Literary usage of Smoke
Below you will find example usage of this term as found in modern and/or classical literature:
1. The Encyclopedia Americana: A Library of Universal Knowledge (1920)
"A variety of contrivances, known as smoke-consumers or smoke-burners, ... As the train bears him away, the smoke and steam from the engine drift by the ..."
2. Chemical Abstracts by American Chemical Society (1908)
"The Burning of Coal without smoke in Boiler Plants. DT RANDALL. US Geol. ... The prevention of objectionable smoke in manufacturing and business centers of ..."
3. The Medical Implications of Nuclear War by Fredric Solomon, Robert Q. Marston (1986)
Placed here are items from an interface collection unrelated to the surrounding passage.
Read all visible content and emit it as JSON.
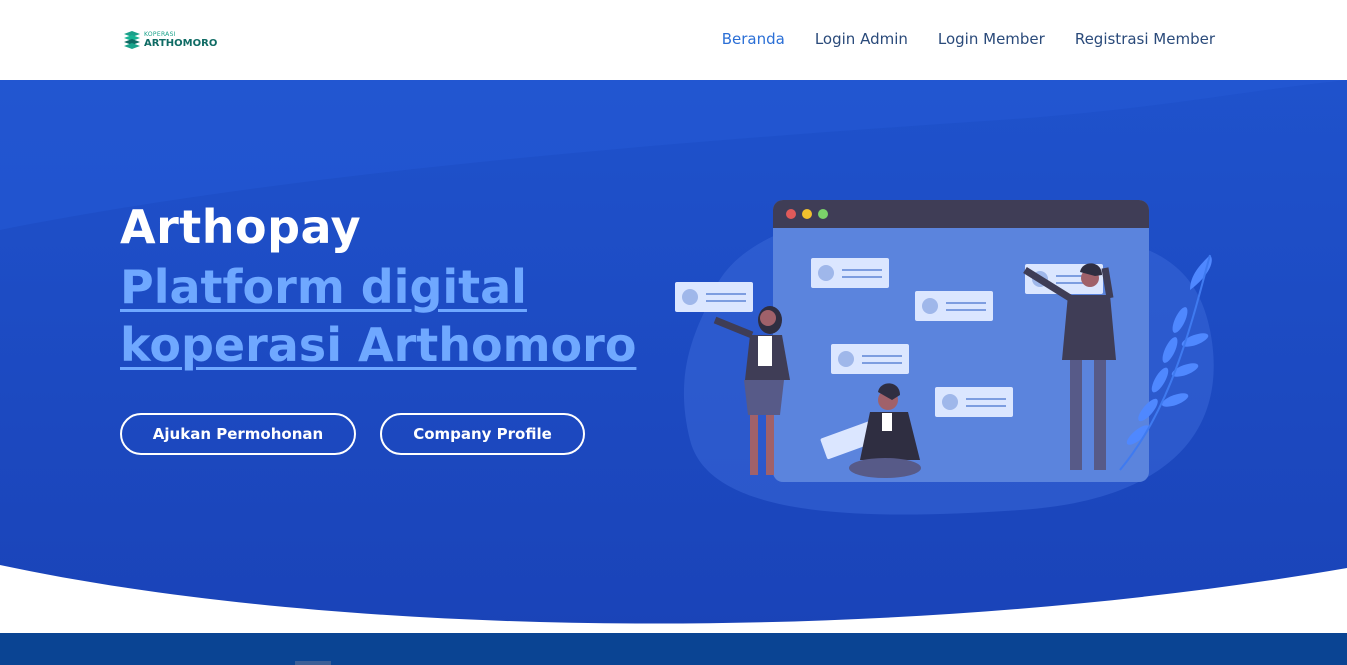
{
  "header": {
    "logo_small": "KOPERASI",
    "logo_big": "ARTHOMORO",
    "nav": [
      {
        "label": "Beranda",
        "active": true
      },
      {
        "label": "Login Admin"
      },
      {
        "label": "Login Member"
      },
      {
        "label": "Registrasi Member"
      }
    ]
  },
  "hero": {
    "title": "Arthopay",
    "subtitle": "Platform digital koperasi Arthomoro",
    "buttons": {
      "apply": "Ajukan Permohonan",
      "profile": "Company Profile"
    }
  },
  "colors": {
    "hero_blue": "#1f4fcc",
    "accent_link": "#6fa8ff",
    "footer": "#0a4493",
    "nav_active": "#2b6fd6"
  },
  "icons": [
    "logo-mark",
    "browser-window-illustration",
    "leaf-decoration"
  ]
}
"However, with the models that were available at the time, it was necessary to assume that the removal of smoke by rainfall occurred at a rate that was ..."
4. An Etymological Dictionary of the English Language by Walter William Skeat (1893)
"(E.) ME smuk, Chaucer, CT&Du. smeulen, • to smoak hiddenly,' Sewel. See Smell. 8. The smoke, vapour from a burning body, esp. wood or coal. ..."
5. Presidential Advisory Committee on Gulf War Veterans' Illnesses: Final Report edited by Joyce C Laslof, Marguerite Knox, John D Baldeschwieler (1997)
"Oil-well Fire smoke At the end of the Gulf War, more than 600 Kuwaiti oil ... Huge, dramatic plumes of billowing smoke from these fires rose high into the ..."
6. Supreme Court Reporter by Robert Desty, United States Supreme Court, West Publishing Company (1916)
"The equal protection of the laws is not denied by a municipal ordinance for the prevention of the emission of dense smoke in portions of the city, ..."